A group called Ohio Citizen Action produced a report that reads in part: “Many prominent lobbyists learned the inner workings of government as public servants before moving on to lobbying.” That’s quite true, but it does not say what’s improper about that scenario. And if legislators are faulted for that, they would have a lot of company—officials at all levels of government later go into lobbying.
In Florida, Common Cause Florida director Ben Wilcox said, “It hurts the average citizen. It’s like a little club. People use their experience and contacts for the benefit of special interests that are able to hire them. It skews the decisions.” Again, while it’s easy to understand why this inspired resentment, Wilcox does not spell out what is unethical about this.

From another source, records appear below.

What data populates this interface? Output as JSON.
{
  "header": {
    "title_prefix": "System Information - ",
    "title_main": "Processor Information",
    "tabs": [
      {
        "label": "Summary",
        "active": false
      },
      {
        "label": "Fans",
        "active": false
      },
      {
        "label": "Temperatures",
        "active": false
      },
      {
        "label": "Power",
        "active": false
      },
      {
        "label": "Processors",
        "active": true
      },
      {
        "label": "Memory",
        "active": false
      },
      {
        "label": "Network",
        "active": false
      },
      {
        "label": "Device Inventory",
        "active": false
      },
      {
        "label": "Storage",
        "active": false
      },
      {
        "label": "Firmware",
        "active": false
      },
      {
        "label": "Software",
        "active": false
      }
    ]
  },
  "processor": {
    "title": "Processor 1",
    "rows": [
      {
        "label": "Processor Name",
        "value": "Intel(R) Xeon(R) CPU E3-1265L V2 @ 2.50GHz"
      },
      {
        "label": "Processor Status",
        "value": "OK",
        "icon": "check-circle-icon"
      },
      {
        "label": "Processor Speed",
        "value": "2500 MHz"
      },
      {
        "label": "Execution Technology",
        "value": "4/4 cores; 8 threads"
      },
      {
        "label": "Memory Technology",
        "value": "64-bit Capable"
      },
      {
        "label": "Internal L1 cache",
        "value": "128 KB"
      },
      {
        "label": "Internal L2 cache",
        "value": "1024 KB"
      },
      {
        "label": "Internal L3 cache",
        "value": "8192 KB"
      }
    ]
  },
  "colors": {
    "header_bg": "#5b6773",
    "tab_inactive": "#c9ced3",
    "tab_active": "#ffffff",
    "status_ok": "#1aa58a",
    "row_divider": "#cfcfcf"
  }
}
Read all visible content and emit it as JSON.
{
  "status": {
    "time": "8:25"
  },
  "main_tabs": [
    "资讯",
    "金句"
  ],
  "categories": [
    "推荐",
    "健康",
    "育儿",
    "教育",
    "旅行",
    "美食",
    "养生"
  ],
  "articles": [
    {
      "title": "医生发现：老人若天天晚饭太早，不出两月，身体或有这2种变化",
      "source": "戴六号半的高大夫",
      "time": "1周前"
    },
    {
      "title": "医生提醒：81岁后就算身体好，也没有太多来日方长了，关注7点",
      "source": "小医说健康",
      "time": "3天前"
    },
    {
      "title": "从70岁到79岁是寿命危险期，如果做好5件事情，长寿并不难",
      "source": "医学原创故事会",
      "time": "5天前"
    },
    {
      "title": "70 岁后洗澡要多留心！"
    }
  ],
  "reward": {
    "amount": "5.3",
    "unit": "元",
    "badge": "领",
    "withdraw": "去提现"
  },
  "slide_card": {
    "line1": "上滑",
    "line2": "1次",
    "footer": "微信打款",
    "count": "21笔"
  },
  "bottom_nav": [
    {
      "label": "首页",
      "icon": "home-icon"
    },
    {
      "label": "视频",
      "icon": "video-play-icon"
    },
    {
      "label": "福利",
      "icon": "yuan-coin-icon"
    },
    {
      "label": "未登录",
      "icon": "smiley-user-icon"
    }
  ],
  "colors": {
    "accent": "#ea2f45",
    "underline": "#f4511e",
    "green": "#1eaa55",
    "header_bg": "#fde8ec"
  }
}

In Minnesota, Sen. John Marty said the camaraderie among legislators gives lawmakers-turned-lobbyists an advantage. “It’s not the healthiest way for us to make our decisions because there are friendships there,” he said. “People who are your former colleagues become friends, and they have a little more sway with you than somebody else does, and I don’t think that serves the people of Minnesota well.” But one of the things lobbyists specialize in, whether former legislators or not, is forming relationships with those they lobby. One Nevada Trial Lawyers lobbyist used to swap recipes with the chair of the Senate Judiciary Committee. In the close confines of a tightly-scheduled 120-day legislature held in a small building, relationships form fast.
Common Cause national vice president Mary Boyle, raises a different concern: “If you’re eyeballing a job while you’re a legislator, and you’re casting votes on public policy issues, are you doing so in the interest of the public, or to impress a potential employer?”
Now we’re getting somewhere. If lawmakers treat their tenure as auditions for lobbying jobs, the public would certainly be injured. On this issue, the Center for Public Integrity is more helpful, providing a half dozen examples of legislators who seemed to do just that. In Oregon, Sen. Paul Phillips was fined $17,000 for allegedly seeking favorable tax treatment of Nike in order to cultivate a future lobbying position. Phillips later did lobby for Nike. Several state legislators proposed and in some cases won passage of legislation favorable to companies or industries they later signed up as lobbying clients.
In August 2007, Sen. Mark Amodei shocked even the Nevada political world by resigning from his law firm to become executive director of the Nevada Mining Association, an industry advocacy group, without resigning his senate seat. The legislature was not in session at the time, so there was no voting conflict, but legislators must continue working as lawmakers on study committees between legislatures. Moreover, advocate lobbies like the NMA are political players, in a position to affect legislative and other political races. (Lobbyists often have a role in advising their clients where to put campaign contributions in political races, and the opinions of ex-legislators are particularly valued because of their campaign experience.)
There are pitfalls to a cooling-off period. For example, if former legislators are subjected to it, what basis can there be for sheltering others who learned their lobbying as government officials? For instance, there are at least two former Nevada governors’ chiefs of staff who now lobby, which was one of their duties in the governor’s office. There are also former state department heads, local officials who lobbied lawmakers on behalf of their municipalities, former legislative staffers and so on among groups that go into lobbying. (Not all legislators go straight from legislating to lobbying, in effect cooling off on their own, as with Foley and Nevin.)
In truth, former legislators are probably less “hired guns” than other lobbyists. The reason they were in politics in the first place was because they had strong feelings about issues and public policy, and so they are less likely to sell their skills to just anyone. “I can’t take on clients that I don’t believe in, because I’m very passionate about convincing legislators that what I’m asking them is the right way to go,” Foley said. “And I couldn’t do that if it wasn’t something that I would support myself.”